What to produce: Of all the lines in this material, how many have the word "ŞİLE"? Give only the number.
[Records supplied Boundary: Start]
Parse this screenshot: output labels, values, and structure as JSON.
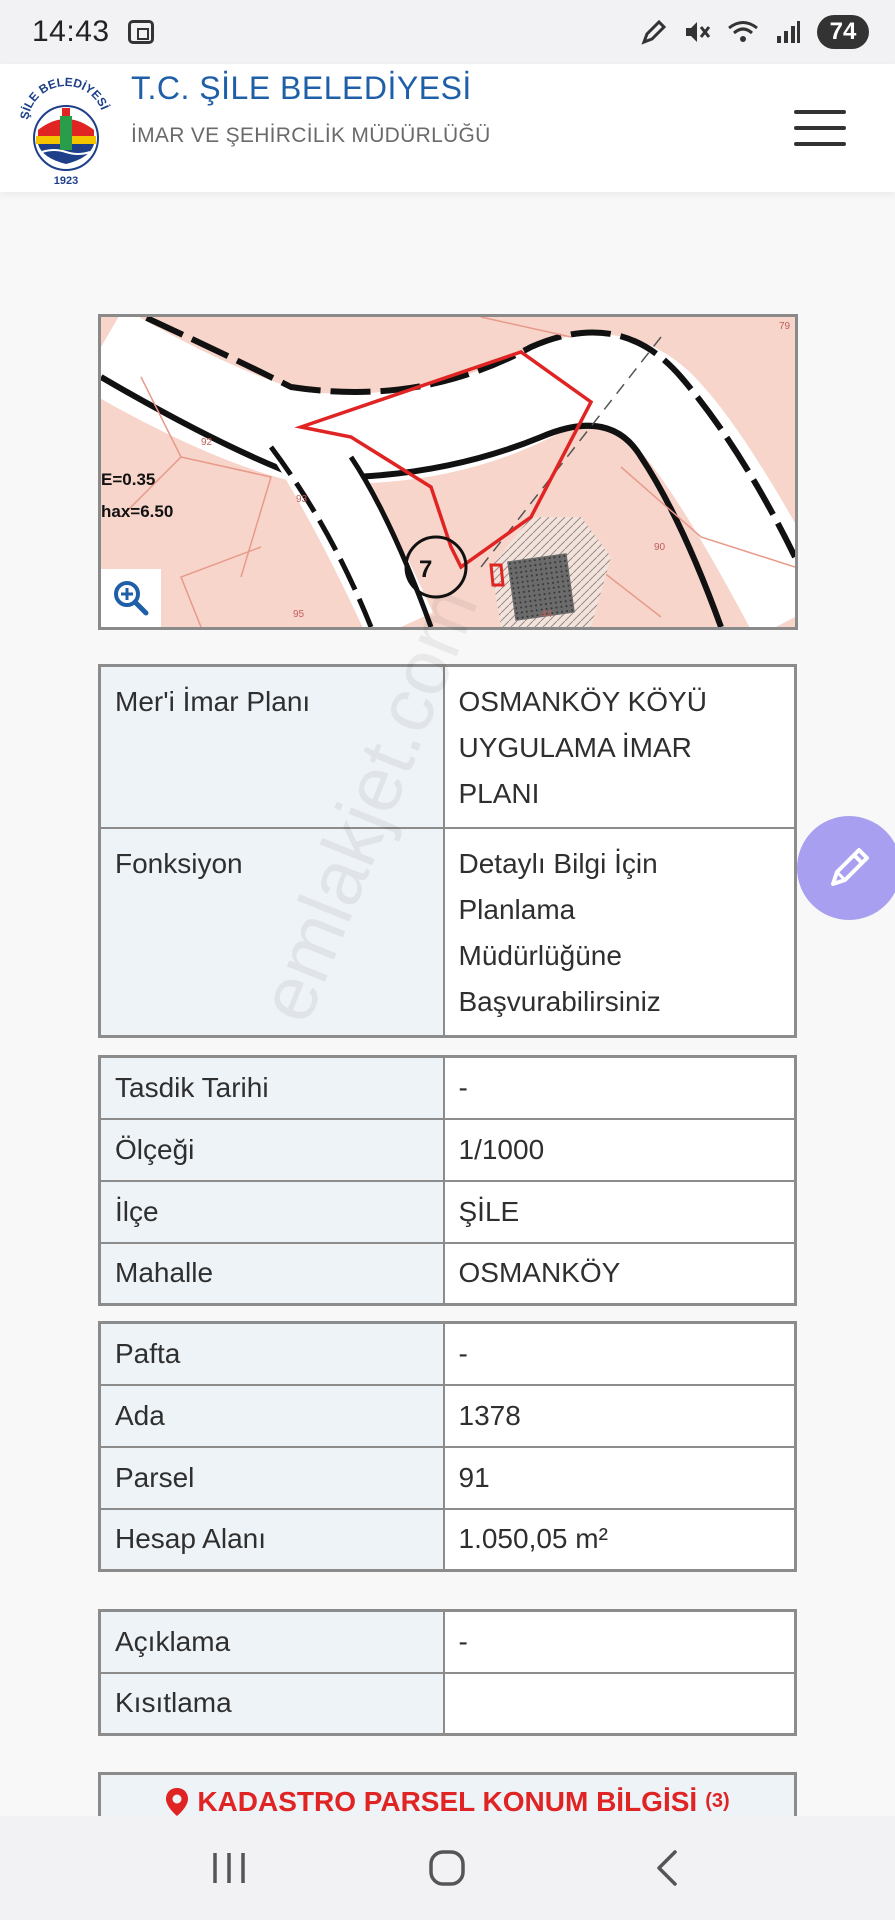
{
  "status_bar": {
    "time": "14:43",
    "battery": "74"
  },
  "header": {
    "title": "T.C. ŞİLE BELEDİYESİ",
    "subtitle": "İMAR VE ŞEHİRCİLİK MÜDÜRLÜĞÜ",
    "logo_text": "ŞİLE BELEDİYESİ",
    "logo_year": "1923"
  },
  "map": {
    "labels": [
      "E=0.35",
      "hax=6.50",
      "7",
      "92",
      "93",
      "90",
      "95",
      "79",
      "44"
    ]
  },
  "plan_table": [
    {
      "label": "Mer'i İmar Planı",
      "value_lines": [
        "OSMANKÖY KÖYÜ",
        "UYGULAMA İMAR",
        "PLANI"
      ]
    },
    {
      "label": "Fonksiyon",
      "value_lines": [
        "Detaylı Bilgi İçin",
        "Planlama",
        "Müdürlüğüne",
        "Başvurabilirsiniz"
      ]
    }
  ],
  "location_table": [
    {
      "label": "Tasdik Tarihi",
      "value": "-"
    },
    {
      "label": "Ölçeği",
      "value": "1/1000"
    },
    {
      "label": "İlçe",
      "value": "ŞİLE"
    },
    {
      "label": "Mahalle",
      "value": "OSMANKÖY"
    }
  ],
  "parcel_table": [
    {
      "label": "Pafta",
      "value": "-"
    },
    {
      "label": "Ada",
      "value": "1378"
    },
    {
      "label": "Parsel",
      "value": "91"
    },
    {
      "label": "Hesap Alanı",
      "value": "1.050,05 m²"
    }
  ],
  "notes_table": [
    {
      "label": "Açıklama",
      "value": "-"
    },
    {
      "label": "Kısıtlama",
      "value": ""
    }
  ],
  "kadastro": {
    "label": "KADASTRO PARSEL KONUM BİLGİSİ",
    "sup": "(3)"
  },
  "watermark": "emlakjet.com",
  "colors": {
    "brand_blue": "#1f5fa8",
    "map_bg": "#f7d5cb",
    "parcel_red": "#e02424",
    "fab": "#a89ff0"
  }
}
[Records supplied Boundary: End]
Solution: 3